LePage Proposal Will Exacerbate Maine’s Hunger Crisis

August 19, 2014 by

The facts are shocking. In the U.S. today, 1 in 7 Americans―more than 46 million people, including 12 million children and 7 million seniors―rely on food pantries and food kitchens to eat.

Of the households trying to stave off hunger,

  • 4% have someone in their home in active military service.
  • 34% have at least one member working.
  • 55% have unpaid medical bills.
  • 66% have stopped buying medicine in order to
Read the rest

More Data to Consider as Portland Debates Raising Its Minimum Wage

August 13, 2014 by

Late last month, Portland Mayor Michael Brennan announced the initial details of his plan to raise the city’s minimum wage. If passed, the bill would likely raise the wage from its current $7.50/hour to $9.50/hour in January 2015, with anticipated hikes following in each of the next two years.

The final fate of the proposal is still at least a few months away, but one thing is certain from … Read the rest

A Divide and Conquer Strategy that Risks the Health of Maine’s Seniors and Working Poor

August 5, 2014 by

The classic “divide and conquer” strategy,  often attributed to cunning Julius Caesar, operates on the premise that pitting your adversaries against each other before you strike  is one sure path to victory. In a recent press release heralding $25.4 million in excess MaineCare funds now available to shore up struggling nursing homes, the LePage Administration appears to be following Caesar’s formula.

This funding is great news for nursing homes in … Read the rest

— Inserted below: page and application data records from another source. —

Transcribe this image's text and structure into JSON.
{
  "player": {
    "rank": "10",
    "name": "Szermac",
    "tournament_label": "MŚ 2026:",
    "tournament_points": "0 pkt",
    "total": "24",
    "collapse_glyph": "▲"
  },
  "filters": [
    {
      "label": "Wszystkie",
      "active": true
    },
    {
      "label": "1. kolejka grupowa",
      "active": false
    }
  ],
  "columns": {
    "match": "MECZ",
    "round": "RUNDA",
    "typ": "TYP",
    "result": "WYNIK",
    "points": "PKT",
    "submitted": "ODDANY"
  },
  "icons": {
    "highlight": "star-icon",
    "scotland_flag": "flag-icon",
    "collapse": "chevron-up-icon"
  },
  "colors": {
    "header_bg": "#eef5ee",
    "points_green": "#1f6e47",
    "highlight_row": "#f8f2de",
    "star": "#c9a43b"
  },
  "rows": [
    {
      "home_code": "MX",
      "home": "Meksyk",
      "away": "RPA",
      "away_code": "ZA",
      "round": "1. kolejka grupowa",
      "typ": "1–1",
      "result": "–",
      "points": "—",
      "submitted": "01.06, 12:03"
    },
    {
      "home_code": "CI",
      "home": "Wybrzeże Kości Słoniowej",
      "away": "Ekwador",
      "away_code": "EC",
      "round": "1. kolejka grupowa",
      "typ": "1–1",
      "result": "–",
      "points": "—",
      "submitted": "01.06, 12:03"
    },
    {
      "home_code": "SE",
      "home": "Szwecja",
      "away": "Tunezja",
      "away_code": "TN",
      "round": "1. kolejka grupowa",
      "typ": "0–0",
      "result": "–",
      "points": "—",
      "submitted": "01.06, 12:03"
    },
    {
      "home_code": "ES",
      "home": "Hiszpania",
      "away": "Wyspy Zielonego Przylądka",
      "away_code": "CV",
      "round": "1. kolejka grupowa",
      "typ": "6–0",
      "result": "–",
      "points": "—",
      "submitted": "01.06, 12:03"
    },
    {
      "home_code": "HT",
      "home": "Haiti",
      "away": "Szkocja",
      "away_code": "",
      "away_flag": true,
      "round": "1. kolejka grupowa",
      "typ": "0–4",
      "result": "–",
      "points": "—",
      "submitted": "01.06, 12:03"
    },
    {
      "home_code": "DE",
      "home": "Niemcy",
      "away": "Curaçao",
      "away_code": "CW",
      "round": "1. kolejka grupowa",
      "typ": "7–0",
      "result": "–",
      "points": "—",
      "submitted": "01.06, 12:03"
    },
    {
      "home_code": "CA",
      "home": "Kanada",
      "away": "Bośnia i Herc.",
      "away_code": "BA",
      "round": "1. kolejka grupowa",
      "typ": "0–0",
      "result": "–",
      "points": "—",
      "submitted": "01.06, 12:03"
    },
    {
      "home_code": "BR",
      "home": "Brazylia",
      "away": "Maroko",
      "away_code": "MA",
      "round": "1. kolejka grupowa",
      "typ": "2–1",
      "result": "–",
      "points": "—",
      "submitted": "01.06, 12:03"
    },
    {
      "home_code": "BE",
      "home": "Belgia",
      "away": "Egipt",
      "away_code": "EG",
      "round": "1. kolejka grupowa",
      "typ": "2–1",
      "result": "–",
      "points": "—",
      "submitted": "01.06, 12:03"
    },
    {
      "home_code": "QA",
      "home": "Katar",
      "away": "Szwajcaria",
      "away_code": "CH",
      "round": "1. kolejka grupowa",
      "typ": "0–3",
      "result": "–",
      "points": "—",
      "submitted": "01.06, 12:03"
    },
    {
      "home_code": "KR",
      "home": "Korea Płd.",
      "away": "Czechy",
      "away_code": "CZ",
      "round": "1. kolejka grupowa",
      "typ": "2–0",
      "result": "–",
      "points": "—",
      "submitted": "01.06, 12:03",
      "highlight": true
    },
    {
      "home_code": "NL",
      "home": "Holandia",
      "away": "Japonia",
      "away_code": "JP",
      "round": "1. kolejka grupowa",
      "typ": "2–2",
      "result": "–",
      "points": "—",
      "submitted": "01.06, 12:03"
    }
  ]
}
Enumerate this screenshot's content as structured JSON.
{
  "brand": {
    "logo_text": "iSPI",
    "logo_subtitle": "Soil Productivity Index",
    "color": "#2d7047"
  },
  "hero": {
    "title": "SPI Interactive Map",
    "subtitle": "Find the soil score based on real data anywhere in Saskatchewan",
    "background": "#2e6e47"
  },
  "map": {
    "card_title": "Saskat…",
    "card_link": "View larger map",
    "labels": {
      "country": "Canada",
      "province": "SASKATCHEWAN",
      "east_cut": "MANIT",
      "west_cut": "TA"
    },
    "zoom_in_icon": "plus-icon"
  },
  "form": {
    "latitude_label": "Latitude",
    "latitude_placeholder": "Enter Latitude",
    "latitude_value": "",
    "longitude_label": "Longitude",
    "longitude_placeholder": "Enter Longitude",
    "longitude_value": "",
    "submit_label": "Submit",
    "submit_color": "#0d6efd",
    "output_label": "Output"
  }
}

Flexible workplaces are good for Maine workers and Maine’s economy

July 10, 2014 by

Workplace flexibility policies would benefit Maine’s working families and its large population of senior workers as well as its economy. Workplace flexibility means the acceptance of adjustments to the 9-5, 40 hour in-office work week, and could include accommodations like: flexible hours; paid vacation, sick, and parental leave; job sharing; telecommuting. Maine legislators should consider legislative initiatives either to establish such policies or to incentivize employers to take the initial … Read the rest

What to Look for in Friday’s Jobs Report

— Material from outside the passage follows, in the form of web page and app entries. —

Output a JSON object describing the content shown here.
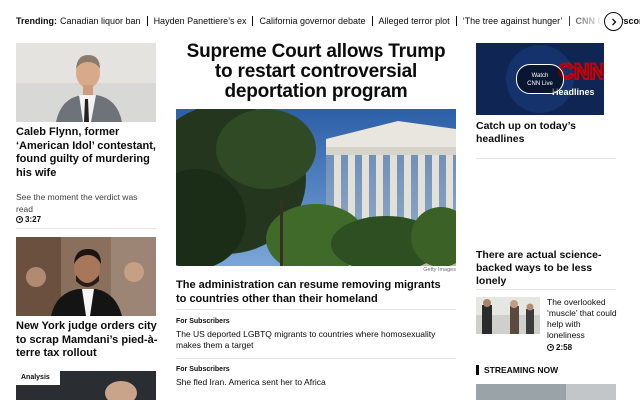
{
  "trending": {
    "label": "Trending:",
    "items": [
      "Canadian liquor ban",
      "Hayden Panettiere’s ex",
      "California governor debate",
      "Alleged terror plot",
      "‘The tree against hunger’",
      "CNN Underscored"
    ]
  },
  "left": {
    "story1": {
      "headline": "Caleb Flynn, former ‘American Idol’ contestant, found guilty of murdering his wife",
      "sub": "See the moment the verdict was read",
      "duration": "3:27"
    },
    "story2": {
      "headline": "New York judge orders city to scrap Mamdani’s pied-à-terre tax rollout"
    },
    "story3": {
      "badge": "Analysis"
    }
  },
  "center": {
    "title": "Supreme Court allows Trump to restart controversial deportation program",
    "credit": "Getty Images",
    "lead": "The administration can resume removing migrants to countries other than their homeland",
    "sub1": {
      "label": "For Subscribers",
      "text": "The US deported LGBTQ migrants to countries where homosexuality makes them a target"
    },
    "sub2": {
      "label": "For Subscribers",
      "text": "She fled Iran. America sent her to Africa"
    }
  },
  "right": {
    "live": {
      "watch": "Watch",
      "channel": "CNN Live",
      "screen_text": "Headlines",
      "headline": "Catch up on today’s headlines"
    },
    "story2": {
      "headline": "There are actual science-backed ways to be less lonely"
    },
    "story3": {
      "headline": "The overlooked ‘muscle’ that could help with loneliness",
      "duration": "2:58"
    },
    "streaming": "STREAMING NOW"
  },
  "colors": {
    "cnn_red": "#cc0000",
    "text": "#0c0c0c",
    "divider": "#e6e6e6"
  }
}
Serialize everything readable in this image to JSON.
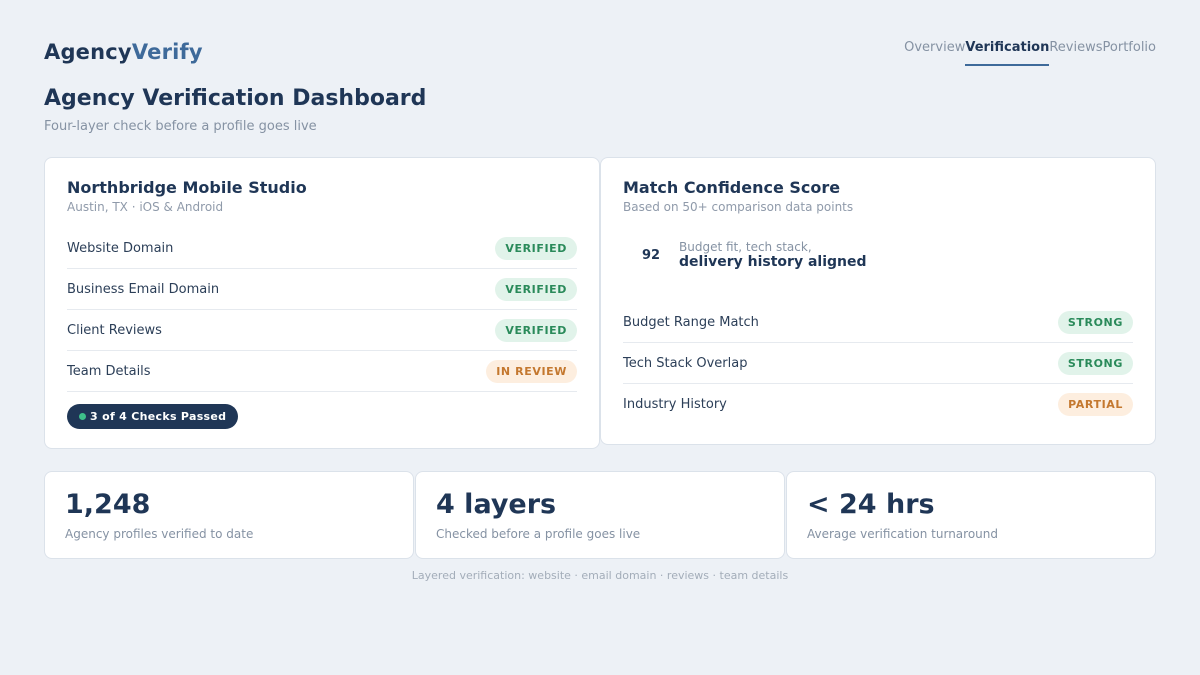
{
  "brand": {
    "part1": "Agency",
    "part2": "Verify"
  },
  "nav": {
    "tabs": [
      {
        "label": "Overview",
        "active": false
      },
      {
        "label": "Verification",
        "active": true
      },
      {
        "label": "Reviews",
        "active": false
      },
      {
        "label": "Portfolio",
        "active": false
      }
    ]
  },
  "header": {
    "title": "Agency Verification Dashboard",
    "subtitle": "Four-layer check before a profile goes live"
  },
  "agency_card": {
    "name": "Northbridge Mobile Studio",
    "meta": "Austin, TX · iOS & Android",
    "checks": [
      {
        "label": "Website Domain",
        "status": "VERIFIED",
        "tone": "green"
      },
      {
        "label": "Business Email Domain",
        "status": "VERIFIED",
        "tone": "green"
      },
      {
        "label": "Client Reviews",
        "status": "VERIFIED",
        "tone": "green"
      },
      {
        "label": "Team Details",
        "status": "IN REVIEW",
        "tone": "orange"
      }
    ],
    "summary": "3 of 4 Checks Passed"
  },
  "match_card": {
    "title": "Match Confidence Score",
    "subtitle": "Based on 50+ comparison data points",
    "score": "92",
    "score_line1": "Budget fit, tech stack,",
    "score_line2": "delivery history aligned",
    "factors": [
      {
        "label": "Budget Range Match",
        "status": "STRONG",
        "tone": "green"
      },
      {
        "label": "Tech Stack Overlap",
        "status": "STRONG",
        "tone": "green"
      },
      {
        "label": "Industry History",
        "status": "PARTIAL",
        "tone": "orange"
      }
    ]
  },
  "stats": [
    {
      "value": "1,248",
      "label": "Agency profiles verified to date"
    },
    {
      "value": "4 layers",
      "label": "Checked before a profile goes live"
    },
    {
      "value": "< 24 hrs",
      "label": "Average verification turnaround"
    }
  ],
  "footer": "Layered verification: website · email domain · reviews · team details",
  "colors": {
    "navy": "#1f3656",
    "accent": "#3e6a9a",
    "verified_green": "#2a8a5a",
    "review_orange": "#c4782f",
    "background": "#edf1f6"
  }
}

June 19, 2014 by

Tomorrow, the federal Bureau of Labor Statistics will release its monthly state-by-state jobs and employment report. While the data are subject to revision and should be viewed with some skepticism, they help paint a picture of how Maine’s employment situation stacks up relative to other states.

In all likelihood, the story will remain much the same as it has been in recent months. Maine’s unemployment rate will likely … Read the rest

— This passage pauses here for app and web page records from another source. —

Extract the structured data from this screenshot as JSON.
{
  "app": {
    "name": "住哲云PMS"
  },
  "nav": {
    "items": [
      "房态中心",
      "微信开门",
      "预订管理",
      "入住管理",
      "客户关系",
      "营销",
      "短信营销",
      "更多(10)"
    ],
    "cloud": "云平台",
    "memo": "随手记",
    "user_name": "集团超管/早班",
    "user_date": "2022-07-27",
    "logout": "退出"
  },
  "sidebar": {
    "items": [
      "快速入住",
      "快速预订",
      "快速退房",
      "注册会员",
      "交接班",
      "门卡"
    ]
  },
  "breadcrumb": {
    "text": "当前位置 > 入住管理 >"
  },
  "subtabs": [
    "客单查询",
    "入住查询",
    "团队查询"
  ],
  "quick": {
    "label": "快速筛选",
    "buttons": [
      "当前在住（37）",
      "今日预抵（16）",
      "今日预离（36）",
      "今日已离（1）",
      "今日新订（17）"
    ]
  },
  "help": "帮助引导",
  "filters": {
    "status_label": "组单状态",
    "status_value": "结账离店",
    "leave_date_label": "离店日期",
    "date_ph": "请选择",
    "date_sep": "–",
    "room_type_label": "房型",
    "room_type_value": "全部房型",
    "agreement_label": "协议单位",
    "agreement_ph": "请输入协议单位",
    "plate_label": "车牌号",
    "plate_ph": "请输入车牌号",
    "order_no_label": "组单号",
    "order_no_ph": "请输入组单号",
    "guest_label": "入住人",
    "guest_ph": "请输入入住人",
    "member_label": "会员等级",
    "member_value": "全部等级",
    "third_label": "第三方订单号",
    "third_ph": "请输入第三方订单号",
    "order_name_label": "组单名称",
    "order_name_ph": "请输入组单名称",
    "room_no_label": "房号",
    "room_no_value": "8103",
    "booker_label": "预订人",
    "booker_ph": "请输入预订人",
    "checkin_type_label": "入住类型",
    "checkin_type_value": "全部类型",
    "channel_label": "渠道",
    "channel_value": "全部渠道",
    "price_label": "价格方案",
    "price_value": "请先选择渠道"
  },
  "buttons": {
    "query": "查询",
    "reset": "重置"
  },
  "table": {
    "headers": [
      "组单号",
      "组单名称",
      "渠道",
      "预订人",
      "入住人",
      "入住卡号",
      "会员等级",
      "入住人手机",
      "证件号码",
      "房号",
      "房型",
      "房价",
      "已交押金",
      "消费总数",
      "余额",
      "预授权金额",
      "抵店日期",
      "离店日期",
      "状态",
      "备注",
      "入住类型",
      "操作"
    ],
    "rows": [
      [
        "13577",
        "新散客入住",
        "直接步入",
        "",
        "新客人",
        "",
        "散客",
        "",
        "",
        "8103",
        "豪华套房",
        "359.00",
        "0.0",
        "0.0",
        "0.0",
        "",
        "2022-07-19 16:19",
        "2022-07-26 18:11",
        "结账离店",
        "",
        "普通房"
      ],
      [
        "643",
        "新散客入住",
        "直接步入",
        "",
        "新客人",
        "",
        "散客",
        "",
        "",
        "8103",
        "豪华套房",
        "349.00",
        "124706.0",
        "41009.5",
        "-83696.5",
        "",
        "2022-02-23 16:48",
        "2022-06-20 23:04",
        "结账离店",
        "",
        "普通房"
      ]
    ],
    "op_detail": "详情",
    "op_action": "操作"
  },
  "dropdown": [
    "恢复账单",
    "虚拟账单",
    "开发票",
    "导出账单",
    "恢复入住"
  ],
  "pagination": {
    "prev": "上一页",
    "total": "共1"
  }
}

Jobs Recovery Nationally Showing Promise, But Maine Still Lags Far Behind

June 6, 2014 by

Today’s national jobs report highlights an important milestone. As a nation, we have recovered 101 percent of jobs lost during the recession. Clearly we are headed in the right direction but the recovery – especially here in Maine – is far from complete.

For starters, as our colleagues at the Economic Policy Institute point out, while we’ve recovered more than 100 percent of jobs lost, we’ve also grown our population … Read the rest

Everything comes with a cost: the perilous (and unnecessary) fate of the Portland Free Clinic

June 4, 2014 by

Despite the historic opportunity offered by the federal funds available to expand Medicaid to cover Maine’s uninsured, millions of dollars earmarked for our state have been lost – more than $143 million since January 1 -repudiated in a din of partisan politics.  The governor vetoed majority votes in favor of Medicaid expansion five times.  But decisions have consequences – and one of the consequences might be the future of the … Read the rest

Between the lines of stockholder calls, refusing Medicaid expansion bad for hospitals’ balance sheets

May 14, 2014 by

First-quarter financial results are in, and the CEOs of some of America’s publicly-traded hospitals systems are finding Medicaid expansion is good for business. And they are reporting big differences between their facilities in states that have expanded Medicaid and the hospitals in states still refusing federal healthcare dollars.  In states that have accepted federal healthcare funds and worked to promote the ACA, hospital executives are realizing significant increases in the … Read the rest

Employer Mandate: Theory, practice and those pesky federal deficits . . .

May 13, 2014 by
Mitchell Stein

Mitchell Stein

The Urban Institute (UI) recently released a new analysis of the Affordable Care Act’s (ACA) employer mandate (Why Not Just Eliminate the Employer Mandate?) and what the impact would be if the employer mandate were eliminated.

UI concludes that:

“. . . eliminating the employer mandate will not reduce insurance coverage significantly, contrary to its supporters’ expectations. Eliminating it will remove labor market distortions that have … Read the rest

More evidence that accepting federal funds to expand health care is the right prescription for Maine

May 6, 2014 by

A new study finds that Romneycare – the Massachusetts health insurance program that was used as a model for the Affordable Care Act – has prevented 230 deaths a year since it began in 2006.  Since this study collected data on 270,000 people for a full four years – not just the initial months after people were covered – this is the best evidence yet that health insurance and access … Read the rest

« Previous PageNext Page »